Report, from the records below, every line where the word "JSON" appears.

(Data about app and page elements)
———
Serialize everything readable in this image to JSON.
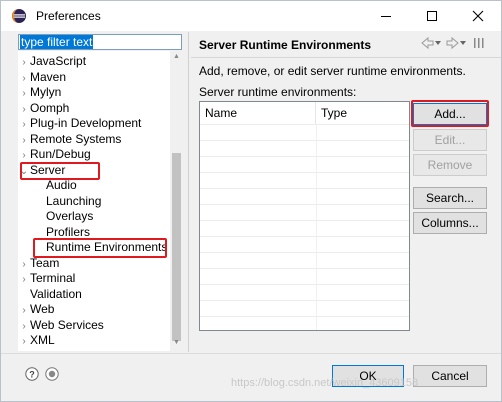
{
  "window": {
    "title": "Preferences",
    "app_icon": "eclipse-icon",
    "controls": [
      "minimize-icon",
      "maximize-icon",
      "close-icon"
    ]
  },
  "filter": {
    "value": "type filter text"
  },
  "tree": {
    "items": [
      {
        "label": "JavaScript",
        "arrow": "›",
        "indent": 0
      },
      {
        "label": "Maven",
        "arrow": "›",
        "indent": 0
      },
      {
        "label": "Mylyn",
        "arrow": "›",
        "indent": 0
      },
      {
        "label": "Oomph",
        "arrow": "›",
        "indent": 0
      },
      {
        "label": "Plug-in Development",
        "arrow": "›",
        "indent": 0
      },
      {
        "label": "Remote Systems",
        "arrow": "›",
        "indent": 0
      },
      {
        "label": "Run/Debug",
        "arrow": "›",
        "indent": 0
      },
      {
        "label": "Server",
        "arrow": "⌄",
        "indent": 0
      },
      {
        "label": "Audio",
        "arrow": "",
        "indent": 1
      },
      {
        "label": "Launching",
        "arrow": "",
        "indent": 1
      },
      {
        "label": "Overlays",
        "arrow": "",
        "indent": 1
      },
      {
        "label": "Profilers",
        "arrow": "",
        "indent": 1
      },
      {
        "label": "Runtime Environments",
        "arrow": "",
        "indent": 1
      },
      {
        "label": "Team",
        "arrow": "›",
        "indent": 0
      },
      {
        "label": "Terminal",
        "arrow": "›",
        "indent": 0
      },
      {
        "label": "Validation",
        "arrow": "",
        "indent": 0
      },
      {
        "label": "Web",
        "arrow": "›",
        "indent": 0
      },
      {
        "label": "Web Services",
        "arrow": "›",
        "indent": 0
      },
      {
        "label": "XML",
        "arrow": "›",
        "indent": 0
      }
    ]
  },
  "page": {
    "title": "Server Runtime Environments",
    "nav_icons": [
      "back-arrow-icon",
      "dropdown-icon",
      "forward-arrow-icon",
      "dropdown-icon",
      "view-menu-icon"
    ],
    "description": "Add, remove, or edit server runtime environments.",
    "list_label": "Server runtime environments:",
    "columns": [
      "Name",
      "Type"
    ],
    "rows": []
  },
  "buttons": {
    "add": "Add...",
    "edit": "Edit...",
    "remove": "Remove",
    "search": "Search...",
    "columns": "Columns..."
  },
  "footer": {
    "help_icon": "help-icon",
    "record_icon": "record-icon",
    "ok": "OK",
    "cancel": "Cancel"
  },
  "watermark": "https://blog.csdn.net/weixin_43609158",
  "highlight_color": "#e0191e",
  "selection_color": "#0078d7"
}
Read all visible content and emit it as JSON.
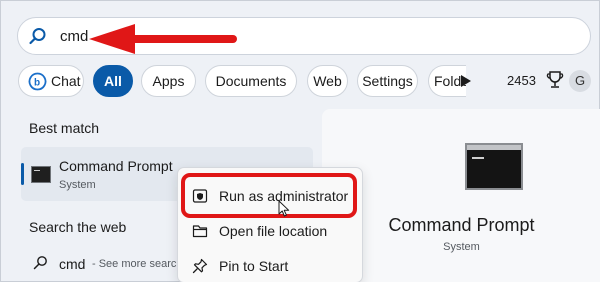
{
  "search": {
    "query": "cmd"
  },
  "filters": {
    "chat": "Chat",
    "all": "All",
    "apps": "Apps",
    "documents": "Documents",
    "web": "Web",
    "settings": "Settings",
    "folders": "Folde",
    "points": "2453",
    "avatar_initial": "G"
  },
  "results": {
    "best_match_label": "Best match",
    "best_match": {
      "title": "Command Prompt",
      "subtitle": "System"
    },
    "search_web_label": "Search the web",
    "web_item": {
      "term": "cmd",
      "hint": "- See more search"
    }
  },
  "context_menu": {
    "items": [
      {
        "label": "Run as administrator",
        "icon": "shield-icon"
      },
      {
        "label": "Open file location",
        "icon": "folder-icon"
      },
      {
        "label": "Pin to Start",
        "icon": "pin-icon"
      }
    ]
  },
  "preview": {
    "title": "Command Prompt",
    "subtitle": "System"
  },
  "colors": {
    "accent": "#0a5aa8",
    "annotation_red": "#e01717"
  }
}
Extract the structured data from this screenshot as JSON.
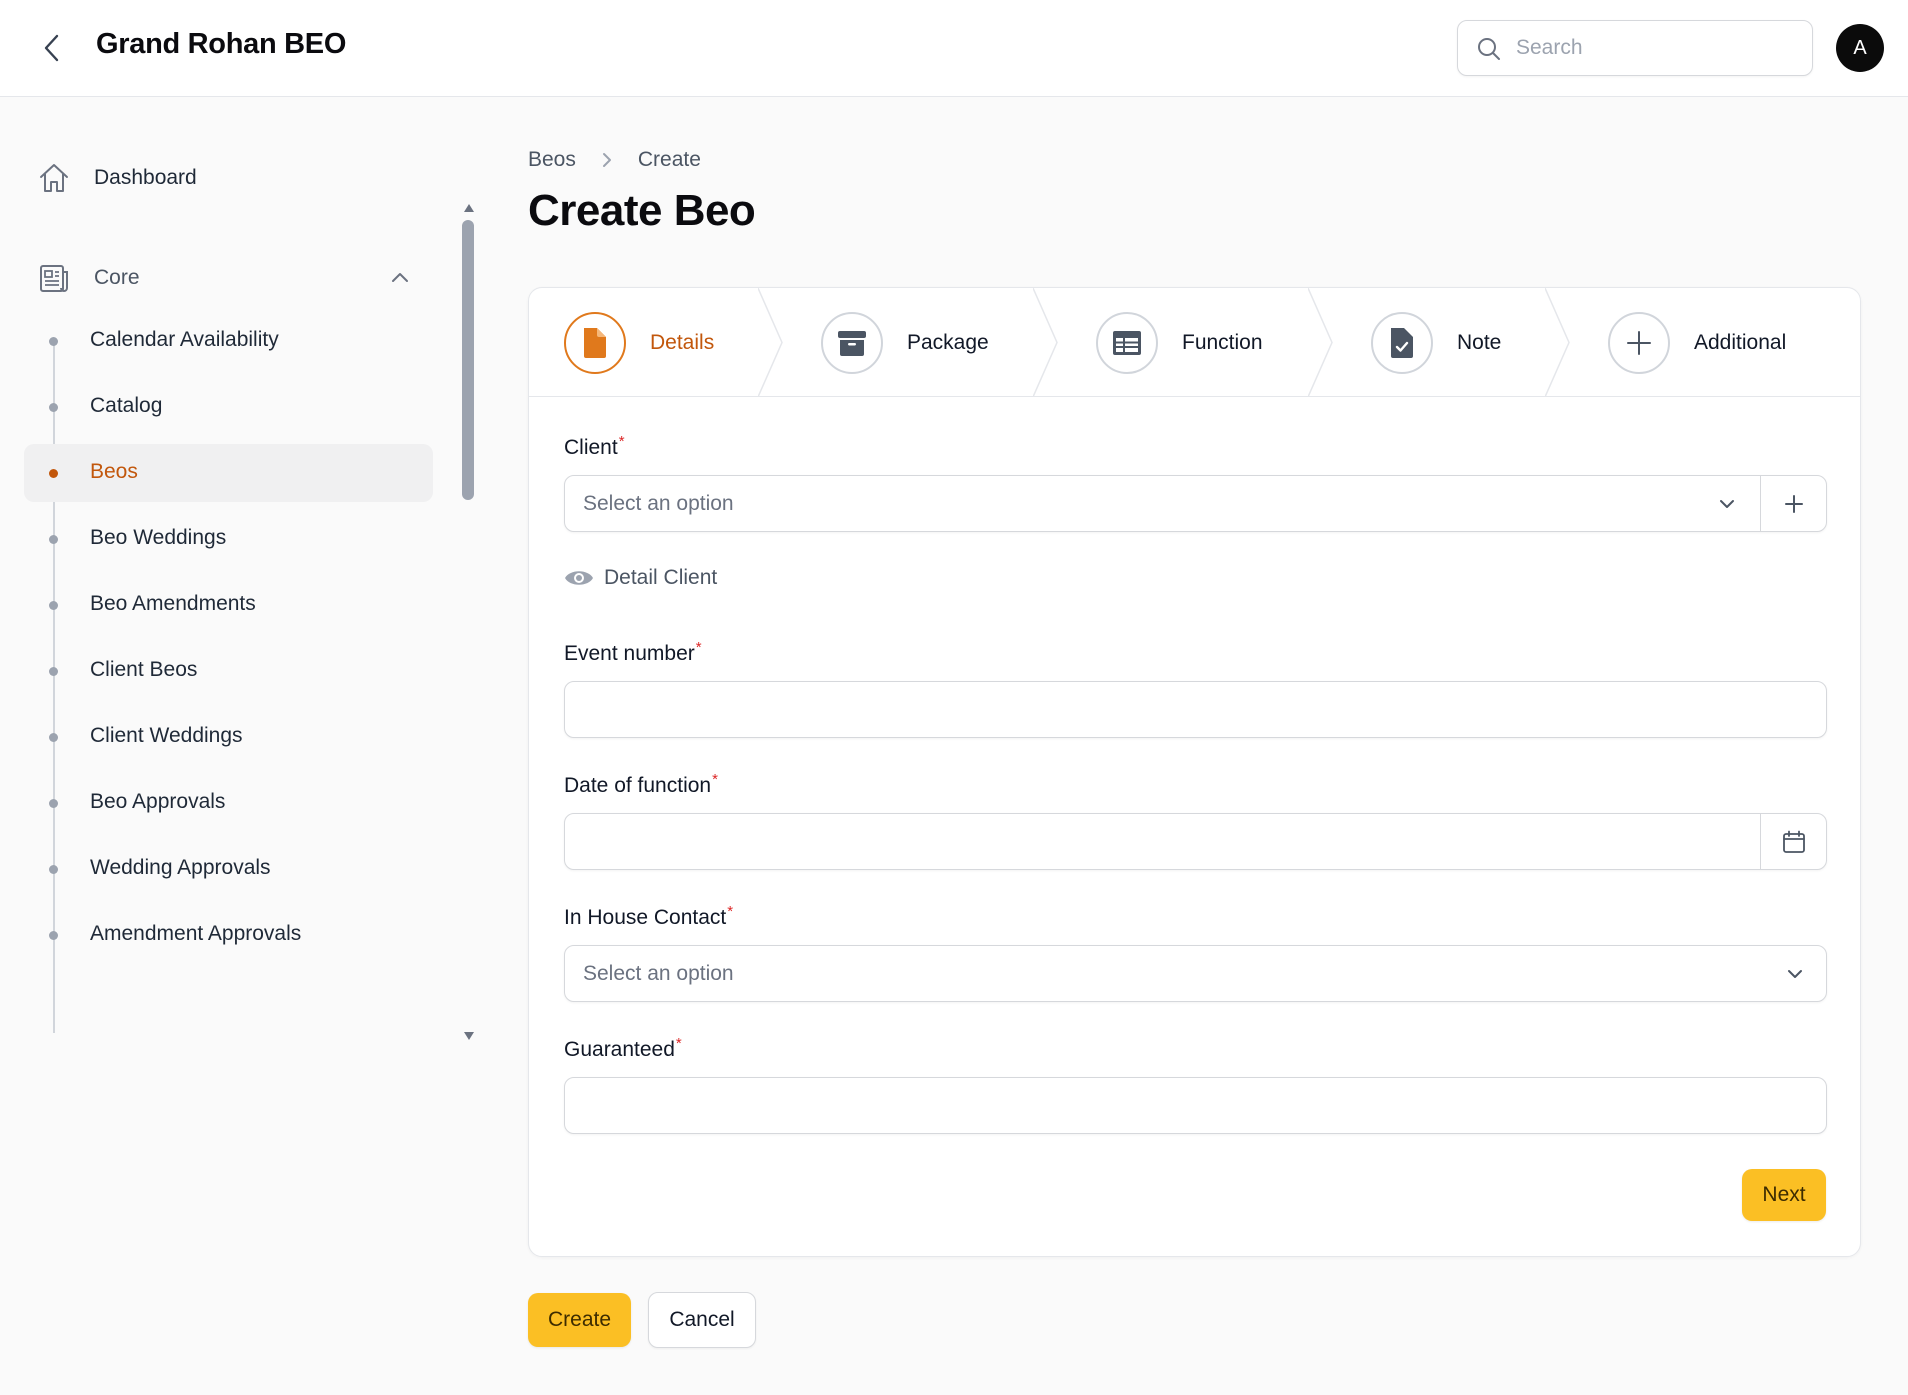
{
  "header": {
    "title": "Grand Rohan BEO",
    "search_placeholder": "Search",
    "avatar_initial": "A",
    "back_icon": "chevron-left-icon"
  },
  "sidebar": {
    "dashboard_label": "Dashboard",
    "group_label": "Core",
    "group_expanded": true,
    "items": [
      {
        "label": "Calendar Availability",
        "active": false
      },
      {
        "label": "Catalog",
        "active": false
      },
      {
        "label": "Beos",
        "active": true
      },
      {
        "label": "Beo Weddings",
        "active": false
      },
      {
        "label": "Beo Amendments",
        "active": false
      },
      {
        "label": "Client Beos",
        "active": false
      },
      {
        "label": "Client Weddings",
        "active": false
      },
      {
        "label": "Beo Approvals",
        "active": false
      },
      {
        "label": "Wedding Approvals",
        "active": false
      },
      {
        "label": "Amendment Approvals",
        "active": false
      }
    ]
  },
  "breadcrumb": [
    "Beos",
    "Create"
  ],
  "page_title": "Create Beo",
  "steps": [
    {
      "label": "Details",
      "icon": "document-icon",
      "active": true
    },
    {
      "label": "Package",
      "icon": "archive-box-icon",
      "active": false
    },
    {
      "label": "Function",
      "icon": "table-icon",
      "active": false
    },
    {
      "label": "Note",
      "icon": "document-check-icon",
      "active": false
    },
    {
      "label": "Additional",
      "icon": "plus-icon",
      "active": false
    }
  ],
  "form": {
    "client": {
      "label": "Client",
      "placeholder": "Select an option",
      "required": true
    },
    "detail_client_label": "Detail Client",
    "event_number": {
      "label": "Event number",
      "value": "",
      "required": true
    },
    "date_of_function": {
      "label": "Date of function",
      "value": "",
      "required": true
    },
    "in_house_contact": {
      "label": "In House Contact",
      "placeholder": "Select an option",
      "required": true
    },
    "guaranteed": {
      "label": "Guaranteed",
      "value": "",
      "required": true
    },
    "required_marker": "*"
  },
  "buttons": {
    "next": "Next",
    "create": "Create",
    "cancel": "Cancel"
  },
  "colors": {
    "accent": "#c2570c",
    "primary_button": "#fbbf24",
    "required": "#dc2626"
  }
}
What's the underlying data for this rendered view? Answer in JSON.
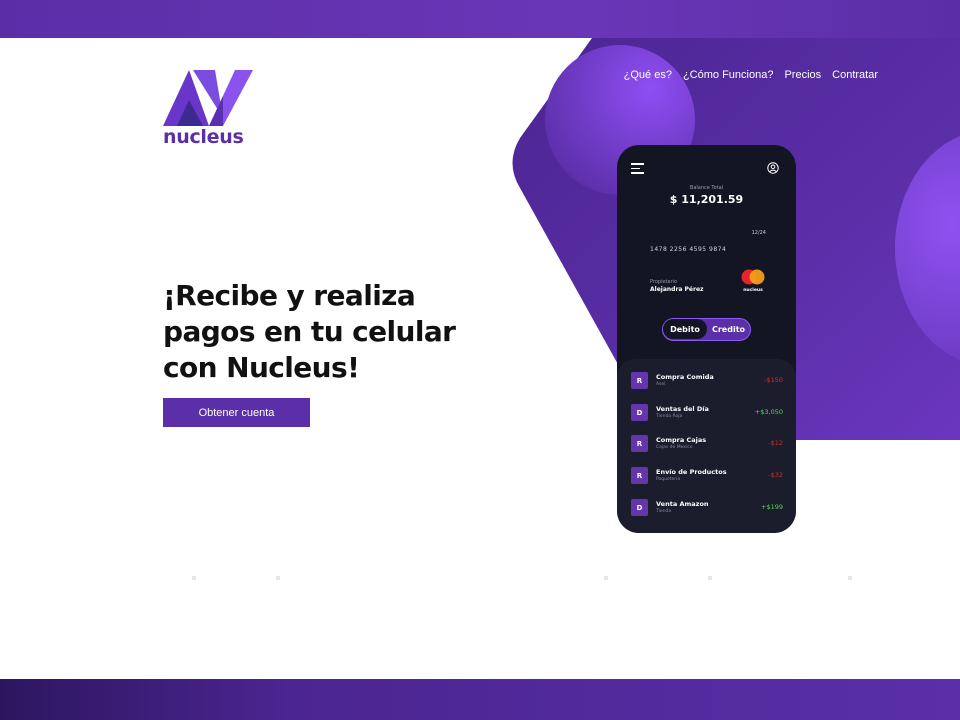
{
  "brand": {
    "name": "nucleus"
  },
  "nav": {
    "items": [
      "¿Qué es?",
      "¿Cómo Funciona?",
      "Precios",
      "Contratar"
    ]
  },
  "hero": {
    "headline_line1": "¡Recibe y realiza",
    "headline_line2": "pagos en tu celular",
    "headline_line3": "con Nucleus!",
    "cta_label": "Obtener cuenta"
  },
  "phone": {
    "balance_label": "Balance Total",
    "balance_value": "$ 11,201.59",
    "card": {
      "expiry": "12/24",
      "number": "1478 2256 4595 9874",
      "owner_label": "Propietario",
      "owner_name": "Alejandra Pérez",
      "network_label": "nucleus"
    },
    "toggle": {
      "debit": "Debito",
      "credit": "Credito",
      "selected": "Debito"
    },
    "transactions": [
      {
        "badge": "R",
        "title": "Compra Comida",
        "subtitle": "Asel",
        "amount": "-$150",
        "type": "negative"
      },
      {
        "badge": "D",
        "title": "Ventas del Día",
        "subtitle": "Tienda Roja",
        "amount": "+$3,050",
        "type": "positive"
      },
      {
        "badge": "R",
        "title": "Compra Cajas",
        "subtitle": "Cajas de Mexico",
        "amount": "-$12",
        "type": "negative"
      },
      {
        "badge": "R",
        "title": "Envío de Productos",
        "subtitle": "Paquetería",
        "amount": "-$32",
        "type": "negative"
      },
      {
        "badge": "D",
        "title": "Venta Amazon",
        "subtitle": "Tienda",
        "amount": "+$199",
        "type": "positive"
      }
    ]
  },
  "colors": {
    "brand_purple": "#5b2fa8",
    "accent_violet": "#8b5cf6",
    "phone_bg": "#141523",
    "negative": "#e5252a",
    "positive": "#4ade4a"
  },
  "icons": [
    "menu-icon",
    "profile-icon",
    "mastercard-logo",
    "nucleus-logo"
  ]
}
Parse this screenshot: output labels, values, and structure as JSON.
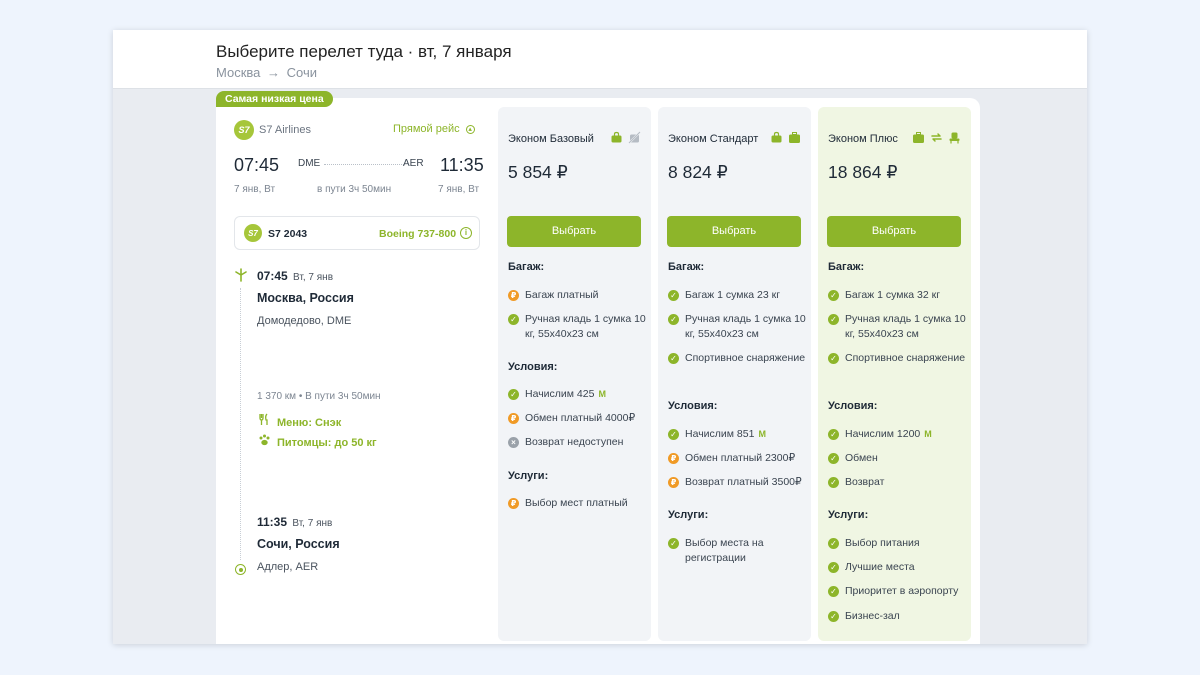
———
§ SOLUTION BELOW
Serialize everything readable in this image to JSON.
Read all visible content and emit it as JSON.
Extract the structured data from this screenshot as JSON.
What's the underlying data for this rendered view? Answer in JSON.
Parse this screenshot: output labels, values, and structure as JSON.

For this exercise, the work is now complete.